Start of Block

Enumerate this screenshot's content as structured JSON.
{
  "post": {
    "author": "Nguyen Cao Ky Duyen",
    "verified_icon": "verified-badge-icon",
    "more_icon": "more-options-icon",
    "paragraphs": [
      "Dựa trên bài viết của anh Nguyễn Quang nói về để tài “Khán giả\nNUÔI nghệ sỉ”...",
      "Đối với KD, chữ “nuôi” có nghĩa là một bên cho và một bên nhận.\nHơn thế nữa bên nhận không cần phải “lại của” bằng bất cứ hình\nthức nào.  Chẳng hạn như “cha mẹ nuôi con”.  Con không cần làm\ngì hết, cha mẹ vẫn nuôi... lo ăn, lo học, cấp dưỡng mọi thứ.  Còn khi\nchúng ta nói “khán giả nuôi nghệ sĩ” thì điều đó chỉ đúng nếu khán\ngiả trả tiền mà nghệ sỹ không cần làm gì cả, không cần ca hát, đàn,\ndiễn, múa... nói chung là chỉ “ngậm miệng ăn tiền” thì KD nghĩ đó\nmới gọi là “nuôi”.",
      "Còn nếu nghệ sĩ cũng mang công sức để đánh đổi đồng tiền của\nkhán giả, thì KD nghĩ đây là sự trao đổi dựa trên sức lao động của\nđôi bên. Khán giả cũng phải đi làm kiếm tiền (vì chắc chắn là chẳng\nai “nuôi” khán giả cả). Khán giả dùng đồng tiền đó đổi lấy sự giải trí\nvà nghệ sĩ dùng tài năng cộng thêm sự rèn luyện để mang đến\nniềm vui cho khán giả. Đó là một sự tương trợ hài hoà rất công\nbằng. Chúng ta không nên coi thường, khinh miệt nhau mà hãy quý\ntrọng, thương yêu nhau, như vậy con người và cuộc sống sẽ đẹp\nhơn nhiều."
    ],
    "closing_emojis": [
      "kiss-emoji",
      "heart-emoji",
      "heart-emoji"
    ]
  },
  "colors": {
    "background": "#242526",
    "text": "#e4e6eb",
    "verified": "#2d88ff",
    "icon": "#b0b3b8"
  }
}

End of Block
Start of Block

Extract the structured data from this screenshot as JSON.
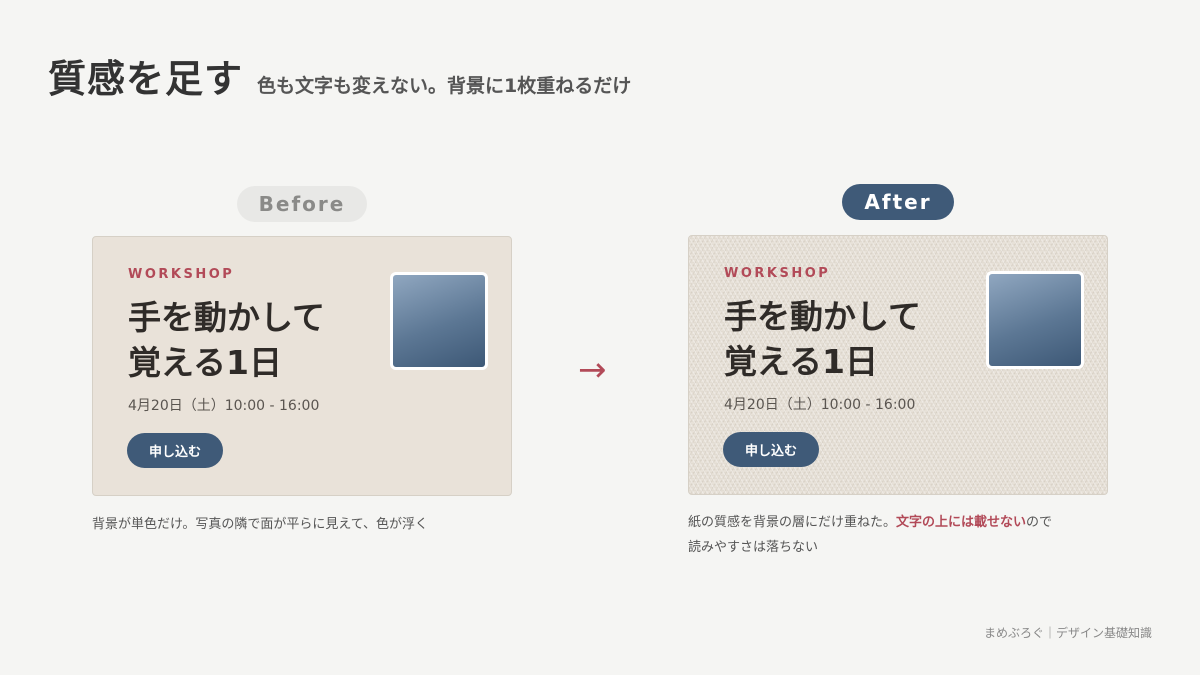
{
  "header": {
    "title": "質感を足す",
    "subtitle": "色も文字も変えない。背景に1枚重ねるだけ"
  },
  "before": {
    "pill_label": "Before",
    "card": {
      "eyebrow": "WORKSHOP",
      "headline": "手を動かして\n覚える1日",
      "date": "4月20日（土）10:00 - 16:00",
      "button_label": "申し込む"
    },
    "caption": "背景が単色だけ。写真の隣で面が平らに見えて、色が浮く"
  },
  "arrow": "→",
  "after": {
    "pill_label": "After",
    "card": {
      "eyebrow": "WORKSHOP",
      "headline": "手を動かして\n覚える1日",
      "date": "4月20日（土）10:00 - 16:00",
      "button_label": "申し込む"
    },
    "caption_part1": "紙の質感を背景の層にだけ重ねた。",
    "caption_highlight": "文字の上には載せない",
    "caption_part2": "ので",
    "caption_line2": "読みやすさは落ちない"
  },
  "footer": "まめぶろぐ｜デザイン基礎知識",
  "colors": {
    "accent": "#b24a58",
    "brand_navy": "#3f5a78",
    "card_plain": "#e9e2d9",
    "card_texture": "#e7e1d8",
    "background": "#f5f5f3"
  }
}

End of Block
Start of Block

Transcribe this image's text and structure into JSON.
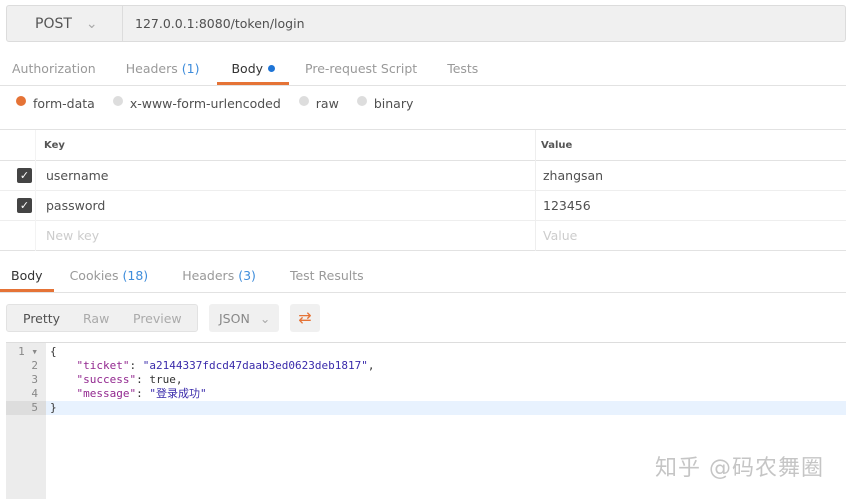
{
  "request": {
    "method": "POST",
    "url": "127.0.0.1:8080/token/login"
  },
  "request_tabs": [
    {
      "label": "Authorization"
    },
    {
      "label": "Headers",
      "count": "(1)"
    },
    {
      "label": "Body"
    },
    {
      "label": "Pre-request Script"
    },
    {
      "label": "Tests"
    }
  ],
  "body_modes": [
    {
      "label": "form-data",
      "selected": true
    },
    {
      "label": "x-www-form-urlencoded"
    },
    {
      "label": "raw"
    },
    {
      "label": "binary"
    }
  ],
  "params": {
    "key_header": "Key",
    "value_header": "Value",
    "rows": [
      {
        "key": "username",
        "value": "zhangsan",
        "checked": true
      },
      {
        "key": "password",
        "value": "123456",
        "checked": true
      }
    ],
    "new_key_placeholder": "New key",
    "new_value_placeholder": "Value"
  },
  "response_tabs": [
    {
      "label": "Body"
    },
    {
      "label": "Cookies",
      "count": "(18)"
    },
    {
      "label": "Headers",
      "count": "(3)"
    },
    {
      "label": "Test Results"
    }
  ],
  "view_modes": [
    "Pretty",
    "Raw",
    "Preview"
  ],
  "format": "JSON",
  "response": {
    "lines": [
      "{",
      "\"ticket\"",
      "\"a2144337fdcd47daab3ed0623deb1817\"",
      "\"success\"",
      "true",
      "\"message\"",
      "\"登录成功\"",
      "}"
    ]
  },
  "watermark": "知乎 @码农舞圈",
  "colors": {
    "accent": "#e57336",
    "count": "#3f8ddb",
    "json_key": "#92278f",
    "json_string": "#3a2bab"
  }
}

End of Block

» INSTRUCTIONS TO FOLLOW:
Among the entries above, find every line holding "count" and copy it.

» PROBLEM SOLUTION:
      "count": "(1)"
      "count": "(18)"
      "count": "(3)"
    "count": "#3f8ddb",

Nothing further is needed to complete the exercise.